California has rebuffed strong opposition from industry to adopted a landmark rule that will require more than half of all trucks sold in the US state to be zero-emissions by 2035, a move that is expected to improve local air quality, rein in greenhouse gas emissions and sharply curtail the state’s dependence on oil.

The rule, the first in the United States, represents a victory for communities that have long suffered from truck emissions — particularly pollution from the diesel trucks that feed the sprawling hubs that serve the state’s booming e-commerce industry. On one freeway in the Inland Empire region of Southern California, near the nation’s largest concentration of Amazon warehouses, a community group recently counted almost 1,200 delivery trucks passing in one hour.

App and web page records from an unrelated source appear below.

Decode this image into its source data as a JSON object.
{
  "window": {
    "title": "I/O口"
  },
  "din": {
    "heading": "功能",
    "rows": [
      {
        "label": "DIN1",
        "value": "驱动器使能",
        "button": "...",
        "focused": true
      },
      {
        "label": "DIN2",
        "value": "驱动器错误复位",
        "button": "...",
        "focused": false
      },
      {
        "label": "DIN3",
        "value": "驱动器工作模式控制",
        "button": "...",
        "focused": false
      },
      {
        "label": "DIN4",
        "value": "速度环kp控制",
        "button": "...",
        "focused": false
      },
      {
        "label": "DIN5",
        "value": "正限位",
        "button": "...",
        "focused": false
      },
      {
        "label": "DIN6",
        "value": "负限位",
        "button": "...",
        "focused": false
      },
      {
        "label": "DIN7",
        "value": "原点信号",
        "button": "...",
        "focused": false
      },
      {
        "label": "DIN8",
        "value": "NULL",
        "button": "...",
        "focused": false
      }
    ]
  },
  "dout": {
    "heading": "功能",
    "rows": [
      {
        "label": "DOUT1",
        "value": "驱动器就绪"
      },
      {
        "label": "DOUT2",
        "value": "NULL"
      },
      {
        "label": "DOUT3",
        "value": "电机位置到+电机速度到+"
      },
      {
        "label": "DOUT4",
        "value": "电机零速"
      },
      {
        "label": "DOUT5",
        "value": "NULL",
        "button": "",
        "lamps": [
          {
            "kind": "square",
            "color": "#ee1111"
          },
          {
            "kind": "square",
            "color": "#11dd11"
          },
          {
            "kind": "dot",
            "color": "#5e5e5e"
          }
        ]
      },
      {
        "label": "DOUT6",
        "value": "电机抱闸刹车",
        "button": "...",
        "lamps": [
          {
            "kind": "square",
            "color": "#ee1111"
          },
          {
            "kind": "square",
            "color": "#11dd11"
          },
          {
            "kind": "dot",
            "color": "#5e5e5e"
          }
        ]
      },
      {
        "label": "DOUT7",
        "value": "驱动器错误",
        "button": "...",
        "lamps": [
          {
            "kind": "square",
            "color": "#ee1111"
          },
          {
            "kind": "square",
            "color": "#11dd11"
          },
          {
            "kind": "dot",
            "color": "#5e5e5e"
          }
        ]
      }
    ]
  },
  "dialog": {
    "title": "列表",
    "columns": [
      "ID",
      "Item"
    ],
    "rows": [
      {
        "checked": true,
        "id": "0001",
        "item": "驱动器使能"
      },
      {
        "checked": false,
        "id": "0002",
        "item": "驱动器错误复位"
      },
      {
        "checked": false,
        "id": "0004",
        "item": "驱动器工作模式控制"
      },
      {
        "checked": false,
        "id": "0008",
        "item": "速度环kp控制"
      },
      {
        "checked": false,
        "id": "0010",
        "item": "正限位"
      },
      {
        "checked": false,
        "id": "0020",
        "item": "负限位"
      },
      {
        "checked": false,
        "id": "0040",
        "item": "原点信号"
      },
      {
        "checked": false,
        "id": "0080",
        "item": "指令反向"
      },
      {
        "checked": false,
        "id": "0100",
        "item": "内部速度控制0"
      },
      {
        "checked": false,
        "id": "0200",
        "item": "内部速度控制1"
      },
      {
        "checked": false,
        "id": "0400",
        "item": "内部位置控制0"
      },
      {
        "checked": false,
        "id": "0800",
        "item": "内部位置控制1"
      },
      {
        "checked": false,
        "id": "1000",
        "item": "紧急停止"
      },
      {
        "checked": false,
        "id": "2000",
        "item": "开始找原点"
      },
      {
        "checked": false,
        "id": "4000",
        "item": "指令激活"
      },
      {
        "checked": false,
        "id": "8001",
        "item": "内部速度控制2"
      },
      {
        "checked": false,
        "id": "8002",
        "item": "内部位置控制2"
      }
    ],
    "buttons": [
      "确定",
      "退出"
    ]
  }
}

Oil companies, together with farming and other industries, opposed the measure, calling it unrealistic, expensive and an example of regulatory overreach.

Truck and engine manufacturers also opposed the rule, and began a last-ditch effort in March to delay it, saying companies were already suffering from the effects of the Covid-19 crisis.

However California, which two years ago set an ambitious target of reducing emissions of greenhouse gases by 40 per cent by 2030 compared to 1990 levels, held firm. The state’s clean air regulator, the California Air Resources Board, voted unanimously in favour of the rule at a meeting on Thursday.

 “This is exactly the right time for this rule,” Mary Nichols, the board’s chairwoman, said in an interview. “We certainly know that the economy is in a rough shape right now, and there aren’t a lot of new vehicle sales of any kind. But when they are able to buy vehicles again, we think it’s important that they be investing in the cleanest kinds of vehicles.”

California’s new regulations put the state squarely at the forefront of U.S. climate policy, in diametrical opposition to the Trump administration, which has prioritised rolling back a slew of environmental regulations .

The state has already led a regulatory revolt against Washington over the Trump administration’s rollback of emissions standards for cars and light trucks , vowing to stick to more stringent requirements and taking the matter to court. California previously committed to  buying only electric public transit buses by 2029, and to turn the entire bus fleet electric by 2040.

The new rule, which sets sales requirements for zero-emissions, electric versions of everything from big rigs to box trucks and delivery vans starting in 2024, has clear benefits. Under the rule, the percentage of electric trucks that must be sold would gradually increase each year, with an eventual goal that 100 percent of trucks be electric by 2045, from near zero today.